◆ TASK OBJECTIVE ◆
Below are records. Find each line in them that holds the word "Keyboard" and copy it.

◆ MATERIAL TO PROCESS ◆
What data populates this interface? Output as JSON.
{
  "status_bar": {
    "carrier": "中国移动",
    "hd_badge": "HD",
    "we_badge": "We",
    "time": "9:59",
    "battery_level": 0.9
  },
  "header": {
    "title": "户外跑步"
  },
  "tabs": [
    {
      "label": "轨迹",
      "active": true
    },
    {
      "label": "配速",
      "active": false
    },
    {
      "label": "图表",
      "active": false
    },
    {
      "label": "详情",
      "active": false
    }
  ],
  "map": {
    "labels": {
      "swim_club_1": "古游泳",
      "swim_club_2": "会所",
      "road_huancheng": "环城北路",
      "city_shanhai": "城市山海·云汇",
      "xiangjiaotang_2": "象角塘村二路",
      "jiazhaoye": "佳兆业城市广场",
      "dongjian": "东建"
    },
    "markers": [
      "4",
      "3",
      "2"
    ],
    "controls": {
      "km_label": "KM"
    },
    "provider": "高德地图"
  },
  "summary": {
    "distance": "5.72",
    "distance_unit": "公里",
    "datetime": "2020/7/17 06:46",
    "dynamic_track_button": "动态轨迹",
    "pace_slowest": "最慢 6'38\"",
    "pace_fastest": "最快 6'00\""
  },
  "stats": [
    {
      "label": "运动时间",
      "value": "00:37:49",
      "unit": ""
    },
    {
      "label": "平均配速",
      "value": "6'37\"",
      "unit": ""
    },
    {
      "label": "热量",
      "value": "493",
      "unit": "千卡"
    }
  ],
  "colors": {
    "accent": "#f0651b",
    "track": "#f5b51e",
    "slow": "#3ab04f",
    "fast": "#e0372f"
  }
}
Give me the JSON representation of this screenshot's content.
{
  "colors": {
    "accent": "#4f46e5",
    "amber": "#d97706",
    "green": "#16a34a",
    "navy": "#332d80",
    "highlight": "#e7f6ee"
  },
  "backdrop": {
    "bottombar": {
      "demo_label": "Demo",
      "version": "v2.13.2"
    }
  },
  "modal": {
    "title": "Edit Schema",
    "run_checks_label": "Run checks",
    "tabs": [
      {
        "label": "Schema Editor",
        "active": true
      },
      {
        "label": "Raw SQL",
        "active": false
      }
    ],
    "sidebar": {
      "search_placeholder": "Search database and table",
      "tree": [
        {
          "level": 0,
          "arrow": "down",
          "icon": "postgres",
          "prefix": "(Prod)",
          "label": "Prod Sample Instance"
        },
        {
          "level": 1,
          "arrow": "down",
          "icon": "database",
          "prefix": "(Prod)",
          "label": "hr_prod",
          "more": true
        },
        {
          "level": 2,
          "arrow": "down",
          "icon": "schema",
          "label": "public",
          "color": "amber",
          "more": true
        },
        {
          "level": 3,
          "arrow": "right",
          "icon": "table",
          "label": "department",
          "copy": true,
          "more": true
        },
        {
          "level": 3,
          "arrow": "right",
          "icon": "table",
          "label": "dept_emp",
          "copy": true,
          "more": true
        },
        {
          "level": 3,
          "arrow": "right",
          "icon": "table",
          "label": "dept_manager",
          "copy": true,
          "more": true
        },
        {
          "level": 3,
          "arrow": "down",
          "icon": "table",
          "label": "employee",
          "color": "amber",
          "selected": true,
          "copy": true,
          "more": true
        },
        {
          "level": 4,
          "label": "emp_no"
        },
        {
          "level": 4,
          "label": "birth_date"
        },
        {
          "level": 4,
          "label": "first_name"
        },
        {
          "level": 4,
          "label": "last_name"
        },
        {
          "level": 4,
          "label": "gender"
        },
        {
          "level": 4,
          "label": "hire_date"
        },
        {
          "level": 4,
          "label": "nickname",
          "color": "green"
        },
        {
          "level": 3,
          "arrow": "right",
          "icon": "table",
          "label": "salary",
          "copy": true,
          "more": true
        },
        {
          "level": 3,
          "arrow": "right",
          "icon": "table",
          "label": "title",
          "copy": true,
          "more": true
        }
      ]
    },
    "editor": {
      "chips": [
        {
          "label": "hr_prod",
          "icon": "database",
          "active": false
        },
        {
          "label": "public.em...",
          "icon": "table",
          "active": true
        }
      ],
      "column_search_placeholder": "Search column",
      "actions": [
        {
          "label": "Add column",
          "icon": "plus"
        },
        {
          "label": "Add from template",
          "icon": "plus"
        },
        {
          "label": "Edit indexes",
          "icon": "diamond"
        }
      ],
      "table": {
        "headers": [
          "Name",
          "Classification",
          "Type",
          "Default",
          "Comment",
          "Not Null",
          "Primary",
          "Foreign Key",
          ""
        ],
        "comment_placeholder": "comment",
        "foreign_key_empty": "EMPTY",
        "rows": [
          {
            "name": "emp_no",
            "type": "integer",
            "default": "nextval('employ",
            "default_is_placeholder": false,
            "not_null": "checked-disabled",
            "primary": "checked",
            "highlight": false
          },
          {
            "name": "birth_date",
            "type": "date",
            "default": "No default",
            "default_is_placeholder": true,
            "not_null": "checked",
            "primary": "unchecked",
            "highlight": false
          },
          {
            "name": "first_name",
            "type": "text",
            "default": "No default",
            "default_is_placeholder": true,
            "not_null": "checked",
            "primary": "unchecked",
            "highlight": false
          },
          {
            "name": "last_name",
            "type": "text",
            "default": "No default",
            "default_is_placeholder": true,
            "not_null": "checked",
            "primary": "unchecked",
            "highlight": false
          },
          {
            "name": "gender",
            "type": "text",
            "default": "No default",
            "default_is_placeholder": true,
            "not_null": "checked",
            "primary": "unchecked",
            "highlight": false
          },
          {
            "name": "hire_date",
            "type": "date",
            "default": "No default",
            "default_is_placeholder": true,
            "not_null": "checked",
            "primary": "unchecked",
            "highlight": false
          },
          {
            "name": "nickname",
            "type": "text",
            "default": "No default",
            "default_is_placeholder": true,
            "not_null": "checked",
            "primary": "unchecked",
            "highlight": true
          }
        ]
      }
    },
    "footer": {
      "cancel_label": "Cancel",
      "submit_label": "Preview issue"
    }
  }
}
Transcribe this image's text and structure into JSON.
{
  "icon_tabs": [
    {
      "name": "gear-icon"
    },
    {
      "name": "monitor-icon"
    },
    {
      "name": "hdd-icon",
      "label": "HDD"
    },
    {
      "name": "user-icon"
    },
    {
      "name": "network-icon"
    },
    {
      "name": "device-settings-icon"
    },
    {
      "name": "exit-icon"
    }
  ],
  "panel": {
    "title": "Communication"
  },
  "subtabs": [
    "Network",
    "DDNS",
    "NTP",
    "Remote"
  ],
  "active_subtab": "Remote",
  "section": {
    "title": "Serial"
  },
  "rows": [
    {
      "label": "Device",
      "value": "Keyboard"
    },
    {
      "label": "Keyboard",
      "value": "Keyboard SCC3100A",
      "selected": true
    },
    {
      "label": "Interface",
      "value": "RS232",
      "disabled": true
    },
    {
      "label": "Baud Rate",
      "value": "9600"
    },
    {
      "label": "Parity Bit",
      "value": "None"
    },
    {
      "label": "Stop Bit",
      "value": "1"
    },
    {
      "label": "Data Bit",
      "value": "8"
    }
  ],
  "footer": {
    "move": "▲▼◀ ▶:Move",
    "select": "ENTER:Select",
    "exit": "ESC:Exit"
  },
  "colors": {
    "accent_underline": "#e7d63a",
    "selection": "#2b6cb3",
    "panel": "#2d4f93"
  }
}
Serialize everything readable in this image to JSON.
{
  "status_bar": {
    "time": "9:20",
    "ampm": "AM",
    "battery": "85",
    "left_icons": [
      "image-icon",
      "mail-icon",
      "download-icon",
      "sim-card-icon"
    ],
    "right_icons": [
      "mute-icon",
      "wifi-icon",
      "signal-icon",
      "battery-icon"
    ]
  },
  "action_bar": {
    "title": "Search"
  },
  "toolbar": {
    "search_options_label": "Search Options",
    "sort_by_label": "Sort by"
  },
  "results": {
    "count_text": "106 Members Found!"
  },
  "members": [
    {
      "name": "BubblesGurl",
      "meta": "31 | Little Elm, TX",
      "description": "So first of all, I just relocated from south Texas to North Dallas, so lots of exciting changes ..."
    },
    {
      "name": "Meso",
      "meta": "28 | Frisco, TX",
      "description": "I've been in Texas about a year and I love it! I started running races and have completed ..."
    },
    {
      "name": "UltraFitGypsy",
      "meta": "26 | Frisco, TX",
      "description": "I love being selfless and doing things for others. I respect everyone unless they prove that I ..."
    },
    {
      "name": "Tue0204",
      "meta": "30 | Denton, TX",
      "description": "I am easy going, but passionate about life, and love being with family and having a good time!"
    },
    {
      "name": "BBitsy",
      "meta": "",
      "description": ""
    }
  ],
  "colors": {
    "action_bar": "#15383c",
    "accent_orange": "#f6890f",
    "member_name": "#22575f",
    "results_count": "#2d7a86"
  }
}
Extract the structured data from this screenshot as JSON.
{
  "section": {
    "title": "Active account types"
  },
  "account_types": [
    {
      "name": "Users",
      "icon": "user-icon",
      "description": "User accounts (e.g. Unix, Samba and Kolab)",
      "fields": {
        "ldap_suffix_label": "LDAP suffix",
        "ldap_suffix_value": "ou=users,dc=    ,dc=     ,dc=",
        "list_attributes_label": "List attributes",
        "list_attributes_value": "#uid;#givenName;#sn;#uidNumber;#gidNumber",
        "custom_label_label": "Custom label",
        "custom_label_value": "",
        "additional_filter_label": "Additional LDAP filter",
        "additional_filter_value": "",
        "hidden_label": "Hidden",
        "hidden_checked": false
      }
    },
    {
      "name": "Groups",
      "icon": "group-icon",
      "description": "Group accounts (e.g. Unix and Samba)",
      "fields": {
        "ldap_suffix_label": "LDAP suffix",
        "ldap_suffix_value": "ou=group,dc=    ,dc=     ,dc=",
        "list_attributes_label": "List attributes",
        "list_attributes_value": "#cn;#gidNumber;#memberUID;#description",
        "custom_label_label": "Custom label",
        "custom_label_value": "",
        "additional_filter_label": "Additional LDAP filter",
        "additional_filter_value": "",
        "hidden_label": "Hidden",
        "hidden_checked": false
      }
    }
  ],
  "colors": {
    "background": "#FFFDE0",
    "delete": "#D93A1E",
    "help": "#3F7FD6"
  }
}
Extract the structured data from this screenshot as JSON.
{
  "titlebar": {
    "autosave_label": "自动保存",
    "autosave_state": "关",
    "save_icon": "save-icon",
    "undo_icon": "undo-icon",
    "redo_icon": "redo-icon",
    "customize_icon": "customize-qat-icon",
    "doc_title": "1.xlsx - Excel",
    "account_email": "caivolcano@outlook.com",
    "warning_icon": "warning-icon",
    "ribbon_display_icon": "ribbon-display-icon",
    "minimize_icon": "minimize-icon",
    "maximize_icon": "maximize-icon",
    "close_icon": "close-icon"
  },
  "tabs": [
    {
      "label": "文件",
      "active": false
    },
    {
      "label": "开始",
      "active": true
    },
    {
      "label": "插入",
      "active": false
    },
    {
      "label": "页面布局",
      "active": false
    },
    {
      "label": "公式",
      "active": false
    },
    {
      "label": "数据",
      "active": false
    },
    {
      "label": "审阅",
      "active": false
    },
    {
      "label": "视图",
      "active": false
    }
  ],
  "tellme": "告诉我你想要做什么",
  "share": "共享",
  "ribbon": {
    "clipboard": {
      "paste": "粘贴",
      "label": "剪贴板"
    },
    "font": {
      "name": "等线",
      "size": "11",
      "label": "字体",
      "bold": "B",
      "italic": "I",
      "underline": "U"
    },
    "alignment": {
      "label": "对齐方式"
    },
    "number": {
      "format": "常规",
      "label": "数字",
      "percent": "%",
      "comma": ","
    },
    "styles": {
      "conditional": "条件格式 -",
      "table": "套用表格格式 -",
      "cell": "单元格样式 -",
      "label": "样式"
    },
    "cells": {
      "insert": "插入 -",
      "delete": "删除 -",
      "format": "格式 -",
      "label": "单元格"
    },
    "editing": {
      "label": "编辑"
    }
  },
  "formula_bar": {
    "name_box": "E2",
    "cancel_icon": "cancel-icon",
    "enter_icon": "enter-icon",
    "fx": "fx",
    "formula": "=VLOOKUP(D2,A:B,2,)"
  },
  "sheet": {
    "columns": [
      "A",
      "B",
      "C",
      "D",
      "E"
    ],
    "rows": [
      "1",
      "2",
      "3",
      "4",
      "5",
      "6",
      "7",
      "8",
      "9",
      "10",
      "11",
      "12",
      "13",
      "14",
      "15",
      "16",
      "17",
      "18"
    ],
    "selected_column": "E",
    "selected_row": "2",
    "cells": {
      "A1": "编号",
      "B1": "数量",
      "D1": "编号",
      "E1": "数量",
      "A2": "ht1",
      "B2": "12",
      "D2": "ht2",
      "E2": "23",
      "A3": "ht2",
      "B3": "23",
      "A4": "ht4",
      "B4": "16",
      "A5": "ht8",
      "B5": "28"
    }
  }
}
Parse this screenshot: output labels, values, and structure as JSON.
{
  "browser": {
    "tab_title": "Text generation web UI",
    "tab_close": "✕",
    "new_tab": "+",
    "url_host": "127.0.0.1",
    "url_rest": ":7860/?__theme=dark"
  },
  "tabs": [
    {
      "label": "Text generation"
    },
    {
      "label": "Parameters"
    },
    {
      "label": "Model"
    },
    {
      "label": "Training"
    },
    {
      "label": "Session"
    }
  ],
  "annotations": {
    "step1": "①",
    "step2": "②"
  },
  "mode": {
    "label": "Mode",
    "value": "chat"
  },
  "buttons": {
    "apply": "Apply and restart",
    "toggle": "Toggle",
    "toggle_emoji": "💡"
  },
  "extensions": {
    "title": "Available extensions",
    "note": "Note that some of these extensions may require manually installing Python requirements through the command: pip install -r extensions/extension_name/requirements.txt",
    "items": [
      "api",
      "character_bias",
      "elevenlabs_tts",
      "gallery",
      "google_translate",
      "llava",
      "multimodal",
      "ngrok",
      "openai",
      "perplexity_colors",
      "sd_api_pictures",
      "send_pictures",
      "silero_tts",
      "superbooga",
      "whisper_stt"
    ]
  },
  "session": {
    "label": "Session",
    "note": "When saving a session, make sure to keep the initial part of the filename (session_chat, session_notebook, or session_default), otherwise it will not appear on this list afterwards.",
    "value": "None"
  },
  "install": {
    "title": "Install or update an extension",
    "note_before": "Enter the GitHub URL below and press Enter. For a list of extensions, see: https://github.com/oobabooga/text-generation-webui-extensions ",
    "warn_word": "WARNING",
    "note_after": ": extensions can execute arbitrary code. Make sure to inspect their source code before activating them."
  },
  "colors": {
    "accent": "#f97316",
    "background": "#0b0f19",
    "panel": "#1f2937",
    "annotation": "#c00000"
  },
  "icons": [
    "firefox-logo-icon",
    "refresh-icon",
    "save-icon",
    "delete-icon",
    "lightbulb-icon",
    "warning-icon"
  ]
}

◆ EXERCISE RESULT ◆
      "value": "Keyboard"
      "label": "Keyboard",
      "value": "Keyboard SCC3100A",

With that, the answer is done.